From drowning dam to cool kayak fun

Four hundred miles of the Red River are now reconnected for fish habitat and drowning due to low head dams has now been eliminated(the Midtown Dam in Fargo had a drowning every two years since it was built), thanks to fisheries and water managers in North Dakota and Minnesota.

Hickson Rapids

Christine Rapids

 

Modifying low head dams on the Red River does three things:  1) provides fish passage through each site at all flows by reconnecting upstream Red River mainstem and tributary habitats with mainstem and tributary habitats downstream, 2) eliminates the life-threatening hydraulic rollers below each dam, and 3) provides higher quality canoeing, kayaking and angling opportunities. For more on this story go to Minnesota Public Radio or view the story done by the Grand Forks Herald.

Wondering about those fish in the river? Check out the Red River Anglers Guide.

Prehistoric fish in the Red River

Lake Sturgeon from the Rainy River, note the hose like mouth hanging below the eyes.

My first reaction to hooking a lake sturgeon several years back was to laugh and laugh some more. I was laughing in part because the thought that I had any control over the hidden creature on the other end of my line was ludicrous. Yeah, right, I was simply in a waiting game, hanging on to my fishing rod and letting this unseen monster swim where it would. I was no more going to ‘haul it in’ than I could stop a semi. I simply had to wait until it ran out of gas….20 minutes later. Even then, bringing something that is nearly five feet long out of the water and into a boat, is not an easy task. Sometime I’ll upload the video! Of the four sturgeon we caught that day, only one was within the slot length for keeping. We let them all go, back into the river. After ‘fighting’ one of these prehistoric lunkers for twenty minutes, it just didn’t seem right to take any more from it. Don’t get me wrong, I love eating fish – I was just so amazed by the ‘battle’ with this fish that the only way for me to end the encounter was by watching it swim away!

Lake sturgeon were once plentiful in the Red River, but were then wiped out. Dams cut them off from spawning areas in the adjoining tributaries, water pollution destroyed their habitat and over-harvest reduced their numbers even more. Did you know that sturgeon can live to be over 100 years old? Females don’t mature until they are around twenty years of age, so bringing back this population is not a quick fix! Thankfully, our water has been cleaned up, dams along the Red River are being modified, and sturgeon are being stocked in the Red and its tributaries in an effort to restore the population.  Minnesota Department of Natural Resources, along with the U.S. Fish and Wildlife Service, U.S. Army Corps of Engineers, local watershed districts and North Dakota have all worked together to restore critical fish habitat connections along the Red.

Currently fishing is not allowed for sturgeon along any of the tributaries of the Red River. If you catch one, be sure to return it to the water – its an investment towards a future encounter that will make you laugh!

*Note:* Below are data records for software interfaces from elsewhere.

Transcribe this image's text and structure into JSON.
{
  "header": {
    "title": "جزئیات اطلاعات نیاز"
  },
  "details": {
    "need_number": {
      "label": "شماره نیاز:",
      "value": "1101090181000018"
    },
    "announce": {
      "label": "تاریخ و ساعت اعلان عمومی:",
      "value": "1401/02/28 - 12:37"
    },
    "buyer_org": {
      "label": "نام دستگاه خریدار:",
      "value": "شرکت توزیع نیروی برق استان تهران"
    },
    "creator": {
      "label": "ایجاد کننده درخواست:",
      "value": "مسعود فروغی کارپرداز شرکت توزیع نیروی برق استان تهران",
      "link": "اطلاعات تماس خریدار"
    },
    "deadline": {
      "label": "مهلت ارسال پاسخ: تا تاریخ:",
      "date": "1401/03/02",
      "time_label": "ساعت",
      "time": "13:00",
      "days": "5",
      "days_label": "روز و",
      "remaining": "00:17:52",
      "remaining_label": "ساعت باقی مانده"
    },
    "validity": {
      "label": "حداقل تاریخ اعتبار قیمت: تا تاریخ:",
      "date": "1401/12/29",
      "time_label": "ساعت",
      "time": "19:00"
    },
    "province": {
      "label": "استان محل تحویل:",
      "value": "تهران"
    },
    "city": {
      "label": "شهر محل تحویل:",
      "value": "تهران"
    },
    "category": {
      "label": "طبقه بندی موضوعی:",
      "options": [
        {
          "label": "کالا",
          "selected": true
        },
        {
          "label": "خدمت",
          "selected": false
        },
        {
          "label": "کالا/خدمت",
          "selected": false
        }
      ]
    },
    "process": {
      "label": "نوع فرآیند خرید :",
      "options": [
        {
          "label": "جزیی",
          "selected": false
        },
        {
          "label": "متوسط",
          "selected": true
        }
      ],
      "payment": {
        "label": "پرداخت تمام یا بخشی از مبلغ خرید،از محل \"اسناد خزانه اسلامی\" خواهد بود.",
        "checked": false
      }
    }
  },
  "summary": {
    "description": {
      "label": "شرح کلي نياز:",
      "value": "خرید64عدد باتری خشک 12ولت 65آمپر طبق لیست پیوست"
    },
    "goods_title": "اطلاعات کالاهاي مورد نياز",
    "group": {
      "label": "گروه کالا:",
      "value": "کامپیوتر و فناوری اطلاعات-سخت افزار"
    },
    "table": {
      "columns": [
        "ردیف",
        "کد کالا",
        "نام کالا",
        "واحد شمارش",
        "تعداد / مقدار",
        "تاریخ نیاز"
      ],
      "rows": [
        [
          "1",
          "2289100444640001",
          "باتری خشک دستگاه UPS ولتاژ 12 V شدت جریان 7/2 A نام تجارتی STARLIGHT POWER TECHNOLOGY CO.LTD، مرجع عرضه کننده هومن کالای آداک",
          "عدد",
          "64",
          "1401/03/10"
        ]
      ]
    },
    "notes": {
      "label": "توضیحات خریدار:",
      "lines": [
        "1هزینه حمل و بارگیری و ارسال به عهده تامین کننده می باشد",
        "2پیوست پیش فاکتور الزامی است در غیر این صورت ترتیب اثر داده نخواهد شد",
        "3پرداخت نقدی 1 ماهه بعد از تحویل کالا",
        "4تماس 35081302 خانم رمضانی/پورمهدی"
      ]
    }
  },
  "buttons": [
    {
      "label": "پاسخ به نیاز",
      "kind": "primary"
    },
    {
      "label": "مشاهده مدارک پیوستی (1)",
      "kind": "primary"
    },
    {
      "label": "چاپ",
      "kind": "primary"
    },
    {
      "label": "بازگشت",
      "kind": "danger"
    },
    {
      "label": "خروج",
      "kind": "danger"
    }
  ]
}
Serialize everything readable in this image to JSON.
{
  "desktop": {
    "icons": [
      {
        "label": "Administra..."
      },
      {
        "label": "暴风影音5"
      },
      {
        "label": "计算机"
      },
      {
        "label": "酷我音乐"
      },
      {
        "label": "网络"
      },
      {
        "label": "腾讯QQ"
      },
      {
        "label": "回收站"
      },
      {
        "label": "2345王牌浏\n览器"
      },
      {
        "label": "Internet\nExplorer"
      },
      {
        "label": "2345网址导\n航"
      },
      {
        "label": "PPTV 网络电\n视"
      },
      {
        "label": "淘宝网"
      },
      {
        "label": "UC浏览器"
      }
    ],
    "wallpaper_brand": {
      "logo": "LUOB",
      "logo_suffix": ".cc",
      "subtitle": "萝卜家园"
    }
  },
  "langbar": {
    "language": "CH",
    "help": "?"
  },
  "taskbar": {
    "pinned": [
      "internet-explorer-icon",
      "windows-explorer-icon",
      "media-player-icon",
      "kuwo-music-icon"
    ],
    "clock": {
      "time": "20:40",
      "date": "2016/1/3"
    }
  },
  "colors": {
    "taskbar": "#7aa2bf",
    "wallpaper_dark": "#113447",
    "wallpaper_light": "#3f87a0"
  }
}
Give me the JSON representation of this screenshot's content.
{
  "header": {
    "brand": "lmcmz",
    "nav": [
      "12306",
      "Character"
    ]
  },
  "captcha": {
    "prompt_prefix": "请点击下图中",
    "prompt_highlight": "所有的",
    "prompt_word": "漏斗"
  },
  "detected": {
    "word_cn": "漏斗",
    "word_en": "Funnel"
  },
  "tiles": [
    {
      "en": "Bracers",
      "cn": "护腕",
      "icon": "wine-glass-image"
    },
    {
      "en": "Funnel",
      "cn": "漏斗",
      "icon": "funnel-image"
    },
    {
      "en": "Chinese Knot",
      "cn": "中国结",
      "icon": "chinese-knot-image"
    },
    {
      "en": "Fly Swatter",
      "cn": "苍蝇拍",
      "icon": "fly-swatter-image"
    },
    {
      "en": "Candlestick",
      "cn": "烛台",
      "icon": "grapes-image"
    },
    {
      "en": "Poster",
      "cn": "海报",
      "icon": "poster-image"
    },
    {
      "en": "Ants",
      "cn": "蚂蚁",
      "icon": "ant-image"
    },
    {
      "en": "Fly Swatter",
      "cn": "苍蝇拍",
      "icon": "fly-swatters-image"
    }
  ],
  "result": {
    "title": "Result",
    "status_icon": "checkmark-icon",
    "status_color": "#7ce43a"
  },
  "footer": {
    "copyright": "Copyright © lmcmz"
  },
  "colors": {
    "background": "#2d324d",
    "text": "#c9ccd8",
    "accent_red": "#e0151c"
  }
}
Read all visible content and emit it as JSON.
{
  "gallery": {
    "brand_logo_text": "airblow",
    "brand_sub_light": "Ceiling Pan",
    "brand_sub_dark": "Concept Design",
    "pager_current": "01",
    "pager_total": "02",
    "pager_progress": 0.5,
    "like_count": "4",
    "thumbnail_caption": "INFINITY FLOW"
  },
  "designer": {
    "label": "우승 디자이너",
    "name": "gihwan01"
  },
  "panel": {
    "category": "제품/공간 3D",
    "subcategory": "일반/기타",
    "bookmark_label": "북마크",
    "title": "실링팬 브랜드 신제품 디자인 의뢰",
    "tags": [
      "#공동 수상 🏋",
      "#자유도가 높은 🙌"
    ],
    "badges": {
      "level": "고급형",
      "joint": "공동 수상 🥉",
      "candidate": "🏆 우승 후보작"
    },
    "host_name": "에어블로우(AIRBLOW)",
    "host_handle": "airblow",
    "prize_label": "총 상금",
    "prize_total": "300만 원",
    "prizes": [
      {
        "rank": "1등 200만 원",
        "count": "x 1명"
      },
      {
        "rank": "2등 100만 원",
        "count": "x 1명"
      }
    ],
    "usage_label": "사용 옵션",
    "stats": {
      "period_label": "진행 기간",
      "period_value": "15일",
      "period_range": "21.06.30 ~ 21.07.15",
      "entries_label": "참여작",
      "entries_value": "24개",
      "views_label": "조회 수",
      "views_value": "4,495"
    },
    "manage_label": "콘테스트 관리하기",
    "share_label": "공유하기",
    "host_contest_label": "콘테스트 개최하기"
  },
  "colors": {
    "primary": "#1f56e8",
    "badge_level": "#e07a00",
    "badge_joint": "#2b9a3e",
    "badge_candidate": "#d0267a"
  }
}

The Christine and Hickson Dams are undergoing modification this winter to reconnect sturgeon habitat on the Red (and all other species that move up and down the river). Follow along with these weekly pictures!

Additional Resources on Sturgeon: People of the Sturgeon is a new book out, published by the Wisconsin Historical Society. People of the Sturgeon is a history of the cultures surrounding lake sturgeon in Wisconsin’s Lake Winnebago region, told by a fascinating collection of photos, artifacts, and a few good fish tales

Students learn about Red River …

Yesterday 31 students, and a few willing adults, started the morning by attempting to build a replica of a ‘beast’, a Lego creature seen only by their team’s ‘program manager.’ For 20 minutes they buzzed back and forth, asking questions, relaying information and working together to recreate something only one person on their five person team had a clear vision of. Did they succeed? Well yes, if you look at what the activity was really about. Communication. Did the new beasts resemble the original beast? You decide!

The first River Watch Fall Kick-off event, attended by 31 students and their teachers from Red Lake, Thief River, Warren, Stephen-Argyle, Grygla and Karlstad (Tri-County) schools was a fun day. In a variety of sessions students explored communication skills, discussed monitoring locations and learned about watershed projects happening within their watershed. These students, who monitor their local streams for water quality data, also gathered to hear about the reintroduction of sturgeon to the Red River Watershed, and reacquaint themselves with the water cycle and how it flows within the valley. Our thanks to Jim Blix and Myron Jesme of the Red Lake River Watershed District and Tom Groshens of the Minnesota Department of Natural Resources for sharing their work with the students, and increasing their understanding of how their work connects to the efforts of professionals in the Red River Valley.

For more information on River Watch, check out this video from the Red Lake River Watershed District: River Watch Video